Each line below must be reproduced exactly.

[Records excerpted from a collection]
————

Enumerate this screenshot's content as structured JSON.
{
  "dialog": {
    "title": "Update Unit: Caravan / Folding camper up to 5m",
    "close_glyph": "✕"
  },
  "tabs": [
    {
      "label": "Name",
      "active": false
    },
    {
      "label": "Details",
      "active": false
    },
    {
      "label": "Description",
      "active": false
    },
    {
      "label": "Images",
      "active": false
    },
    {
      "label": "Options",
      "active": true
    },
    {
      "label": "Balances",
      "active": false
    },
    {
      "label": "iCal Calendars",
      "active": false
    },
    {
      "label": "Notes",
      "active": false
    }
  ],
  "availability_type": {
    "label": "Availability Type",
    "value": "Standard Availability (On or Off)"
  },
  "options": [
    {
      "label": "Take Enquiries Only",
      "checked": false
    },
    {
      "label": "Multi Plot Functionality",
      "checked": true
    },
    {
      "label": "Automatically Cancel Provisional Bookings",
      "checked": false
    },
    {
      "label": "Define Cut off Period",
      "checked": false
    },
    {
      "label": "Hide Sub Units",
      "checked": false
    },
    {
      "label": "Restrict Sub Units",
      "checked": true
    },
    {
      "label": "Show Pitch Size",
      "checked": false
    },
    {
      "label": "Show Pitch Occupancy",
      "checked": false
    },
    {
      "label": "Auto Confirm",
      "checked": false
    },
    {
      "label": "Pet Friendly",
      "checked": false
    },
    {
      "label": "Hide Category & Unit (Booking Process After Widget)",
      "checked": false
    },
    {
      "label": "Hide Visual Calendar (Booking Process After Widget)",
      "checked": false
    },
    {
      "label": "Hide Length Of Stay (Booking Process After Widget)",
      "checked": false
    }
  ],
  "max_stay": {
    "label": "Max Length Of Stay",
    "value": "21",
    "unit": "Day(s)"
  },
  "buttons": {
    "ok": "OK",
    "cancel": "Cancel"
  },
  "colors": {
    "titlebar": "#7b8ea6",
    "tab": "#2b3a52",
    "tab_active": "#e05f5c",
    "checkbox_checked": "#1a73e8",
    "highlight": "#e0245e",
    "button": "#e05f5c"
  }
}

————

#### [Result for this exercise]
Enumerate this screenshot's content as structured JSON.
{
  "dialog": {
    "title": "Update Unit: Caravan / Folding camper up to 5m",
    "close_glyph": "✕"
  },
  "tabs": [
    {
      "label": "Name",
      "active": false
    },
    {
      "label": "Details",
      "active": false
    },
    {
      "label": "Description",
      "active": false
    },
    {
      "label": "Images",
      "active": false
    },
    {
      "label": "Options",
      "active": true
    },
    {
      "label": "Balances",
      "active": false
    },
    {
      "label": "iCal Calendars",
      "active": false
    },
    {
      "label": "Notes",
      "active": false
    }
  ],
  "availability_type": {
    "label": "Availability Type",
    "value": "Standard Availability (On or Off)"
  },
  "options": [
    {
      "label": "Take Enquiries Only",
      "checked": false
    },
    {
      "label": "Multi Plot Functionality",
      "checked": true
    },
    {
      "label": "Automatically Cancel Provisional Bookings",
      "checked": false
    },
    {
      "label": "Define Cut off Period",
      "checked": false
    },
    {
      "label": "Hide Sub Units",
      "checked": false
    },
    {
      "label": "Restrict Sub Units",
      "checked": true
    },
    {
      "label": "Show Pitch Size",
      "checked": false
    },
    {
      "label": "Show Pitch Occupancy",
      "checked": false
    },
    {
      "label": "Auto Confirm",
      "checked": false
    },
    {
      "label": "Pet Friendly",
      "checked": false
    },
    {
      "label": "Hide Category & Unit (Booking Process After Widget)",
      "checked": false
    },
    {
      "label": "Hide Visual Calendar (Booking Process After Widget)",
      "checked": false
    },
    {
      "label": "Hide Length Of Stay (Booking Process After Widget)",
      "checked": false
    }
  ],
  "max_stay": {
    "label": "Max Length Of Stay",
    "value": "21",
    "unit": "Day(s)"
  },
  "buttons": {
    "ok": "OK",
    "cancel": "Cancel"
  },
  "colors": {
    "titlebar": "#7b8ea6",
    "tab": "#2b3a52",
    "tab_active": "#e05f5c",
    "checkbox_checked": "#1a73e8",
    "highlight": "#e0245e",
    "button": "#e05f5c"
  }
}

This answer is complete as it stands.